Dataset records:

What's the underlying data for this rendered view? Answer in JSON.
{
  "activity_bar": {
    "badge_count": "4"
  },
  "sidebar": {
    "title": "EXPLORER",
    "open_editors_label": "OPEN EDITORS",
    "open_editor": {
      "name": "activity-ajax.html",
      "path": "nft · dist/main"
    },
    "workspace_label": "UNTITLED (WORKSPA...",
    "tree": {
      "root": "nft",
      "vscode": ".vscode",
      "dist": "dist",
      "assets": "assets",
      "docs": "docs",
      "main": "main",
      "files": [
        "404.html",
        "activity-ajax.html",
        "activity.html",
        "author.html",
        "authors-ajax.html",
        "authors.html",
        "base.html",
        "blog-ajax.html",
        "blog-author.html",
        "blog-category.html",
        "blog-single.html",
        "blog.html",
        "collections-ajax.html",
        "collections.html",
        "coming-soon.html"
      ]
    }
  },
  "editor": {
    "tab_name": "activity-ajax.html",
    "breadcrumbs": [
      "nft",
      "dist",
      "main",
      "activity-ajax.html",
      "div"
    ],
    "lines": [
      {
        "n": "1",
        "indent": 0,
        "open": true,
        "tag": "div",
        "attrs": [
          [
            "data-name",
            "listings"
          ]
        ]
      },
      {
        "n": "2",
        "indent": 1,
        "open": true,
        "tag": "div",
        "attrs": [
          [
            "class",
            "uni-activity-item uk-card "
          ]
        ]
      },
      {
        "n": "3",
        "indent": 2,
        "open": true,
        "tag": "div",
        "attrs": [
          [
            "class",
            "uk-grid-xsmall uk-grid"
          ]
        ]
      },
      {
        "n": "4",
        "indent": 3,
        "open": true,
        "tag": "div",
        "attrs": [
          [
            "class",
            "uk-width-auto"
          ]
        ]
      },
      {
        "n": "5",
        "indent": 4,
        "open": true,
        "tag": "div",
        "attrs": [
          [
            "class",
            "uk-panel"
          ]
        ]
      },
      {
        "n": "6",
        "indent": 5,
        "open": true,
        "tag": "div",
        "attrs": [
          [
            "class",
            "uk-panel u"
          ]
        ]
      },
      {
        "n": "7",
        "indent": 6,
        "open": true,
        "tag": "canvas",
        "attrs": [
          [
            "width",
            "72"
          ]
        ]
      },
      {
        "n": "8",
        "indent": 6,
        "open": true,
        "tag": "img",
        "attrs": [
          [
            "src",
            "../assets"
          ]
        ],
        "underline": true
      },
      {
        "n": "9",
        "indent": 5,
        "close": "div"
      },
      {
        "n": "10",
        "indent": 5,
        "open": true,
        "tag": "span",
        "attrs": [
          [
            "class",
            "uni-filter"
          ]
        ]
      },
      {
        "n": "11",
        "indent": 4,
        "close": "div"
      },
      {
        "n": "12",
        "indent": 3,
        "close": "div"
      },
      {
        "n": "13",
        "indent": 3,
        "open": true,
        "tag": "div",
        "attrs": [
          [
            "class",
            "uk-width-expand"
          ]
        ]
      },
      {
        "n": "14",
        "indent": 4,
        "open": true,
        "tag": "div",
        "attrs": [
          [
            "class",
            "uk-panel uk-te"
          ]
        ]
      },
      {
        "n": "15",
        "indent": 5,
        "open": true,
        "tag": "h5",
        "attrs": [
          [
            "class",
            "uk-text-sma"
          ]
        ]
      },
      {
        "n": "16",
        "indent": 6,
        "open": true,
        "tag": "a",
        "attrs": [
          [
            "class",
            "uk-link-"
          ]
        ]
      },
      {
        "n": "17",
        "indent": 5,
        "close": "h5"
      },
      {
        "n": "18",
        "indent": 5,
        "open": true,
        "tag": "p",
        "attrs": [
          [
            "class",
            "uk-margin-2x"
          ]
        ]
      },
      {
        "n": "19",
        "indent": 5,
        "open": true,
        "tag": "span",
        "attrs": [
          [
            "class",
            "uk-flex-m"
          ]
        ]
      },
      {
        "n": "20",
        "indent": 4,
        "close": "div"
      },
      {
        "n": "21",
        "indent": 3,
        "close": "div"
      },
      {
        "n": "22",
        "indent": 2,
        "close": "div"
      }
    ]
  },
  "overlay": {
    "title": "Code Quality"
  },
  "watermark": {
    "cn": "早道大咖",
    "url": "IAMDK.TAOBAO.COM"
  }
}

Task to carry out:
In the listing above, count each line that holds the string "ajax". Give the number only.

Reply to the task:
7